Low cardiorespiratory fitness and inactivity are strong health predictors associated with excessive fatness. The objective of this study was to determine the associations between physical activity (PA) and cardiorespiratory fitness and body fatness in South African adolescents. A cross-sectional study was performed with a subsample of 149 school-going adolescents (58 boys and 91 girls) with a mean age of 15.7 ± 0.8 years whom were participating in the Physical Activity and Health Longitudinal Study (PAHLS). Body mass, height, and skinfolds were assessed according to the standards of the International Society for the Advancement of Kinanthropometry (ISAK). Subsequently, body mass index (BMI) and percentage of body fat (%BF) were calculated. Cardiorespiratory fitness was derived from predicted VO2max, and PA assessed by combined heart rate and accelerometry (ActiHeart®, CamNTech). Physical activity was classified according to activity categories. Out of 149 participants, 100 (67.1%) had normal body mass; 26 (17.5%) were underweight and 23 (15.4%) were overweight. Seventeen (18.7%) girls and six (10%) boys were overweight or obese. The prevalence of underweight in boys was 29.3% and 9.9% in girls. A total of 102 (68.5%) participants were sedentary and 47 (31.5%) were active. The overweight group was significantly (p<0.05) heavier and fatter than the underweight and the normal groups. The lowest performance for predicted VO2max was found in the overweight adolescents. A significant positive relationship was found between BMI and PA in girls (ß=0.01 [95%CI: 0.007; 0.019]). A significant negative associations (p<0.05) was found between BMI and VO2max, (Boys; ß= -0.31 [95%CI: -0.50; -0.19]; Girls; ß= -0.17 [95%CI: -0.33; -0.02]). In conclusion, overweight adolescents were mainly sedentary and performed poorly in cardiorespiratory fitness compared to their underweight peers. Low cardiorespiratory fitness performance was negatively associated with relatively high fatness. School-based PA programmes are needed to reduce relatively high body fatness and improve cardiorespiratory fitness in adolescents.

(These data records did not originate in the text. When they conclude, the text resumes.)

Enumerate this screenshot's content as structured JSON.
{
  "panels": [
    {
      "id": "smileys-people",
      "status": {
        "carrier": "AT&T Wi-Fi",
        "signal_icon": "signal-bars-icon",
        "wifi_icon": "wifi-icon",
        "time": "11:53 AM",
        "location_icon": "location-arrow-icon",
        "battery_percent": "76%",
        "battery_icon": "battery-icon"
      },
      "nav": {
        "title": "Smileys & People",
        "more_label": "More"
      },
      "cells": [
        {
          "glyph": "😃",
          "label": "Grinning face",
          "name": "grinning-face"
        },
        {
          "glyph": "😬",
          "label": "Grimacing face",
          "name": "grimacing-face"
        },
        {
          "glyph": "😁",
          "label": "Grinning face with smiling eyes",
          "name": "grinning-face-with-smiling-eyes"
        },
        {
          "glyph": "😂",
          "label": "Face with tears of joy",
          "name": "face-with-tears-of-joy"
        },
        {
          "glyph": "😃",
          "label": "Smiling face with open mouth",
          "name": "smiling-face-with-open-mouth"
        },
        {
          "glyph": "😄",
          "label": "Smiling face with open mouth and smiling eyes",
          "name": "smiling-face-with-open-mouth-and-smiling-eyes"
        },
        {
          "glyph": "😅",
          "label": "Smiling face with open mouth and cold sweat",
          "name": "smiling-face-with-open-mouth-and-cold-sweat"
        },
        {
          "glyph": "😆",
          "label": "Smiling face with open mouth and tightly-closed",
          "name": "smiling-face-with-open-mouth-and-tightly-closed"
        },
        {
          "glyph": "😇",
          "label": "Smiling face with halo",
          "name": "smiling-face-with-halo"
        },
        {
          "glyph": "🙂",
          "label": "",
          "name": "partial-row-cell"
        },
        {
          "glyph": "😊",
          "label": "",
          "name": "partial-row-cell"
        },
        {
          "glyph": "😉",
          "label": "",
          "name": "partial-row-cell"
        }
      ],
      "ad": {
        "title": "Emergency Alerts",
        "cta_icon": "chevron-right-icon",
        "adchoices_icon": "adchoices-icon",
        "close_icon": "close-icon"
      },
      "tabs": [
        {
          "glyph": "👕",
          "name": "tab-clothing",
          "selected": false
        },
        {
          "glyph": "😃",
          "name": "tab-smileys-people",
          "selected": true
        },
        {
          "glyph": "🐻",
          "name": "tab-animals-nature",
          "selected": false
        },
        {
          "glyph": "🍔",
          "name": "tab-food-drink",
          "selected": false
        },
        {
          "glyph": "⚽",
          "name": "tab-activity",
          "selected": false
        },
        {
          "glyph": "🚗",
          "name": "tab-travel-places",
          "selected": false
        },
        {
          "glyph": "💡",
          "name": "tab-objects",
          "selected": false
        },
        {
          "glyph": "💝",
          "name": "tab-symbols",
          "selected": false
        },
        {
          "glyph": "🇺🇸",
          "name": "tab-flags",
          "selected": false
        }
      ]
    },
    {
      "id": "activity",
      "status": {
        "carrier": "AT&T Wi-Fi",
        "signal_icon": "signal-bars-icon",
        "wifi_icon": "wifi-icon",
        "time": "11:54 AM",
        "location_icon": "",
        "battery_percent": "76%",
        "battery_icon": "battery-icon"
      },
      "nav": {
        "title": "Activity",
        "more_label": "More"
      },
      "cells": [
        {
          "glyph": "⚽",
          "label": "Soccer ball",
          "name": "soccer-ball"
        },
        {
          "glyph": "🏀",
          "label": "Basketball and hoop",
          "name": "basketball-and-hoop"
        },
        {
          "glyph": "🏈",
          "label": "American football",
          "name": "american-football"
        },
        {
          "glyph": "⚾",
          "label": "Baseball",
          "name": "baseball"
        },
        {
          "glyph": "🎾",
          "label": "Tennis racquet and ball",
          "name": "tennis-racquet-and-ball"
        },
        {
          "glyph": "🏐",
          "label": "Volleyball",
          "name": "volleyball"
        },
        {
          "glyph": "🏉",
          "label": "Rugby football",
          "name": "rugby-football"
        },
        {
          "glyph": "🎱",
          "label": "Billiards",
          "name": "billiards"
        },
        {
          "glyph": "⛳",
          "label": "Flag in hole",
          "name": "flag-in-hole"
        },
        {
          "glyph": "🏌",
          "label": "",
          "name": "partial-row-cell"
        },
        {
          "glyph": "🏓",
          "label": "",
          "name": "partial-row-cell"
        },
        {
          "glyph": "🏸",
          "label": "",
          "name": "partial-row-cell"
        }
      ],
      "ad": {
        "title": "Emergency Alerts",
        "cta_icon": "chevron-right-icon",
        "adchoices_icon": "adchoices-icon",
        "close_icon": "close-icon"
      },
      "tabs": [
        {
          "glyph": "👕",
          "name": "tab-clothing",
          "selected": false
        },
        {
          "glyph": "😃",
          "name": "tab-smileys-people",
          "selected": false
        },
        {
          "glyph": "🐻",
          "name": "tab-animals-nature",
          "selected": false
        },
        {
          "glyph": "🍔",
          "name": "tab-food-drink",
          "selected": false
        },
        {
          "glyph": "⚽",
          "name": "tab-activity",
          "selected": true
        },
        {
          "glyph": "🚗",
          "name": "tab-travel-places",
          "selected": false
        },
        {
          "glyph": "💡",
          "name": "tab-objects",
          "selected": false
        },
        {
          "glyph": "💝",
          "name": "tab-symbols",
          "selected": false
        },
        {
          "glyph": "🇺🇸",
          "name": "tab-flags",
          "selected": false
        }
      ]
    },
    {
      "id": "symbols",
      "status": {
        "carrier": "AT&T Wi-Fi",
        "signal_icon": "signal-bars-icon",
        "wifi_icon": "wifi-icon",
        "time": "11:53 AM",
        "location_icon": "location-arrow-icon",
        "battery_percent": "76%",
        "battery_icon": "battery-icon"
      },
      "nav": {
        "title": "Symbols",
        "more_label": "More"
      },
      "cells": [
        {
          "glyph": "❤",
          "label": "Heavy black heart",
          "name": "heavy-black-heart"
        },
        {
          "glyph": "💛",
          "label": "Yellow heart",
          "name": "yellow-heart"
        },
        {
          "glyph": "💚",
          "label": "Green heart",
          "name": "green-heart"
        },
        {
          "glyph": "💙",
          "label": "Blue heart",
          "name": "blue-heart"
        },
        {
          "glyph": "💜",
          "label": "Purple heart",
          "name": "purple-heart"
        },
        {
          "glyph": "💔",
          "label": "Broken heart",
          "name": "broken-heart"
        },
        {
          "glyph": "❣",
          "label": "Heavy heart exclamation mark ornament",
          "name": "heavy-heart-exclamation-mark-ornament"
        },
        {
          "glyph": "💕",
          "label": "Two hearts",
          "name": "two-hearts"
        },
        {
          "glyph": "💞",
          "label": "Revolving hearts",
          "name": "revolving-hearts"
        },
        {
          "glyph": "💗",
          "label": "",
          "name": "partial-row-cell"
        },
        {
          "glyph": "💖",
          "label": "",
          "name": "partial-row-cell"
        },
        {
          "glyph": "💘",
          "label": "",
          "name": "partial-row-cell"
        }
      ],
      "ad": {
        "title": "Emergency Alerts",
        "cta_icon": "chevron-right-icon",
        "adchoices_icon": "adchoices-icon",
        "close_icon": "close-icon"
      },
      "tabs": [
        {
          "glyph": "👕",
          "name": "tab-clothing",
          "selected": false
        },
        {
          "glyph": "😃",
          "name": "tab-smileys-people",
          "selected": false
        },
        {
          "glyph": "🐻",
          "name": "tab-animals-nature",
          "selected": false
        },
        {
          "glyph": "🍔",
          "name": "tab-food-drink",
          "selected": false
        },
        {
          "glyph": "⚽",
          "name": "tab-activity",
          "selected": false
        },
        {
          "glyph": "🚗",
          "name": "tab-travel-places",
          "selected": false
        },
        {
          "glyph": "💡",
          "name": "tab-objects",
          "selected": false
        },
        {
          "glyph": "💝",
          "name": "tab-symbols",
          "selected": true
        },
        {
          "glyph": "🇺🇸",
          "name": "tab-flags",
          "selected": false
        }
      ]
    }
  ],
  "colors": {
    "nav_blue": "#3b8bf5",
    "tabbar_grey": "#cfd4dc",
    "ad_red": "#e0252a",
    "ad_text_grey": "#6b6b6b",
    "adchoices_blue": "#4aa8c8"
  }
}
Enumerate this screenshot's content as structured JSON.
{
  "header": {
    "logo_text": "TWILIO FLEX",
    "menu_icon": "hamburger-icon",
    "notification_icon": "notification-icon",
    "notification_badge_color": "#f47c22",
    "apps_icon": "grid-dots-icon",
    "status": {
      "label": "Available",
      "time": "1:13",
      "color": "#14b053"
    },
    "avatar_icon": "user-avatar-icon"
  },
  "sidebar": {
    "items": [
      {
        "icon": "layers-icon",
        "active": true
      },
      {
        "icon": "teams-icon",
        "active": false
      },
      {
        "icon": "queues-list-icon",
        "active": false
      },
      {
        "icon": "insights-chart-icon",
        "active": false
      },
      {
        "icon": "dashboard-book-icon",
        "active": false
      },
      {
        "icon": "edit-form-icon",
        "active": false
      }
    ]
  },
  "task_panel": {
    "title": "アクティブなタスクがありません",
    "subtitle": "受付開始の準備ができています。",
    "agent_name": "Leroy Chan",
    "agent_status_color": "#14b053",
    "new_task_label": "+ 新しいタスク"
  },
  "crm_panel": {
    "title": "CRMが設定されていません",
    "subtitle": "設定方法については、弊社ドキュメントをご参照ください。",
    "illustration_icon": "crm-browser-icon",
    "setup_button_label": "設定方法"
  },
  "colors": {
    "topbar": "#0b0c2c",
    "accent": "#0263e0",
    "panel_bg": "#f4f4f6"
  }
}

|Journal||African Journal for Physical Activity and Health Sciences|
|Publication status||Published - 2017|